* _What you have to do_: Where an entry holds an image, skip the image but reproduce the rest word for word.

* _Records provided_:
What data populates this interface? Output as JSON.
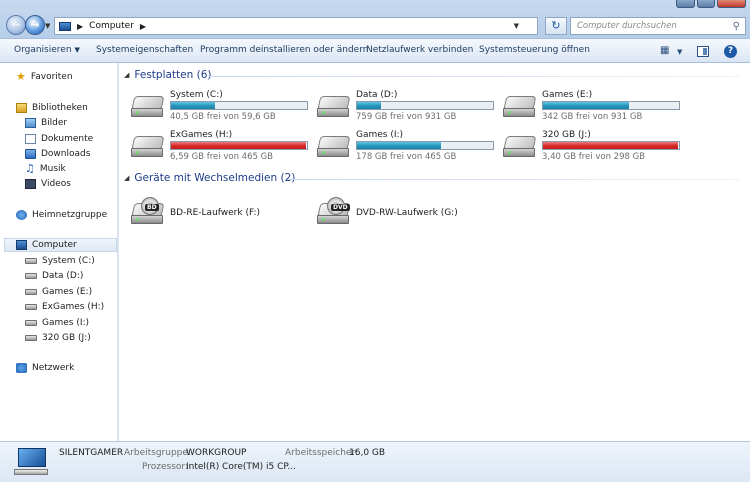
{
  "topbar": {
    "breadcrumb": "Computer",
    "search_placeholder": "Computer durchsuchen"
  },
  "commands": {
    "organize": "Organisieren",
    "properties": "Systemeigenschaften",
    "uninstall": "Programm deinstallieren oder ändern",
    "map_drive": "Netzlaufwerk verbinden",
    "control_panel": "Systemsteuerung öffnen"
  },
  "nav": {
    "favorites": "Favoriten",
    "libraries": "Bibliotheken",
    "pictures": "Bilder",
    "documents": "Dokumente",
    "downloads": "Downloads",
    "music": "Musik",
    "videos": "Videos",
    "homegroup": "Heimnetzgruppe",
    "computer": "Computer",
    "drives": [
      "System (C:)",
      "Data (D:)",
      "Games (E:)",
      "ExGames (H:)",
      "Games (I:)",
      "320 GB (J:)"
    ],
    "network": "Netzwerk"
  },
  "content": {
    "hdd_header": "Festplatten (6)",
    "removable_header": "Geräte mit Wechselmedien (2)",
    "hard_drives": [
      {
        "name": "System (C:)",
        "free": "40,5 GB frei von 59,6 GB",
        "used_fraction": 0.32,
        "warn": false
      },
      {
        "name": "Data (D:)",
        "free": "759 GB frei von 931 GB",
        "used_fraction": 0.18,
        "warn": false
      },
      {
        "name": "Games (E:)",
        "free": "342 GB frei von 931 GB",
        "used_fraction": 0.63,
        "warn": false
      },
      {
        "name": "ExGames (H:)",
        "free": "6,59 GB frei von 465 GB",
        "used_fraction": 0.99,
        "warn": true
      },
      {
        "name": "Games (I:)",
        "free": "178 GB frei von 465 GB",
        "used_fraction": 0.62,
        "warn": false
      },
      {
        "name": "320 GB (J:)",
        "free": "3,40 GB frei von 298 GB",
        "used_fraction": 0.99,
        "warn": true
      }
    ],
    "removable": [
      {
        "name": "BD-RE-Laufwerk (F:)",
        "badge": "BD"
      },
      {
        "name": "DVD-RW-Laufwerk (G:)",
        "badge": "DVD"
      }
    ]
  },
  "details": {
    "computer_name": "SILENTGAMER",
    "workgroup_label": "Arbeitsgruppe:",
    "workgroup_value": "WORKGROUP",
    "memory_label": "Arbeitsspeicher:",
    "memory_value": "16,0 GB",
    "cpu_label": "Prozessor:",
    "cpu_value": "Intel(R) Core(TM) i5 CP..."
  }
}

* _Worked solution_:
What data populates this interface? Output as JSON.
{
  "topbar": {
    "breadcrumb": "Computer",
    "search_placeholder": "Computer durchsuchen"
  },
  "commands": {
    "organize": "Organisieren",
    "properties": "Systemeigenschaften",
    "uninstall": "Programm deinstallieren oder ändern",
    "map_drive": "Netzlaufwerk verbinden",
    "control_panel": "Systemsteuerung öffnen"
  },
  "nav": {
    "favorites": "Favoriten",
    "libraries": "Bibliotheken",
    "pictures": "Bilder",
    "documents": "Dokumente",
    "downloads": "Downloads",
    "music": "Musik",
    "videos": "Videos",
    "homegroup": "Heimnetzgruppe",
    "computer": "Computer",
    "drives": [
      "System (C:)",
      "Data (D:)",
      "Games (E:)",
      "ExGames (H:)",
      "Games (I:)",
      "320 GB (J:)"
    ],
    "network": "Netzwerk"
  },
  "content": {
    "hdd_header": "Festplatten (6)",
    "removable_header": "Geräte mit Wechselmedien (2)",
    "hard_drives": [
      {
        "name": "System (C:)",
        "free": "40,5 GB frei von 59,6 GB",
        "used_fraction": 0.32,
        "warn": false
      },
      {
        "name": "Data (D:)",
        "free": "759 GB frei von 931 GB",
        "used_fraction": 0.18,
        "warn": false
      },
      {
        "name": "Games (E:)",
        "free": "342 GB frei von 931 GB",
        "used_fraction": 0.63,
        "warn": false
      },
      {
        "name": "ExGames (H:)",
        "free": "6,59 GB frei von 465 GB",
        "used_fraction": 0.99,
        "warn": true
      },
      {
        "name": "Games (I:)",
        "free": "178 GB frei von 465 GB",
        "used_fraction": 0.62,
        "warn": false
      },
      {
        "name": "320 GB (J:)",
        "free": "3,40 GB frei von 298 GB",
        "used_fraction": 0.99,
        "warn": true
      }
    ],
    "removable": [
      {
        "name": "BD-RE-Laufwerk (F:)",
        "badge": "BD"
      },
      {
        "name": "DVD-RW-Laufwerk (G:)",
        "badge": "DVD"
      }
    ]
  },
  "details": {
    "computer_name": "SILENTGAMER",
    "workgroup_label": "Arbeitsgruppe:",
    "workgroup_value": "WORKGROUP",
    "memory_label": "Arbeitsspeicher:",
    "memory_value": "16,0 GB",
    "cpu_label": "Prozessor:",
    "cpu_value": "Intel(R) Core(TM) i5 CP..."
  }
}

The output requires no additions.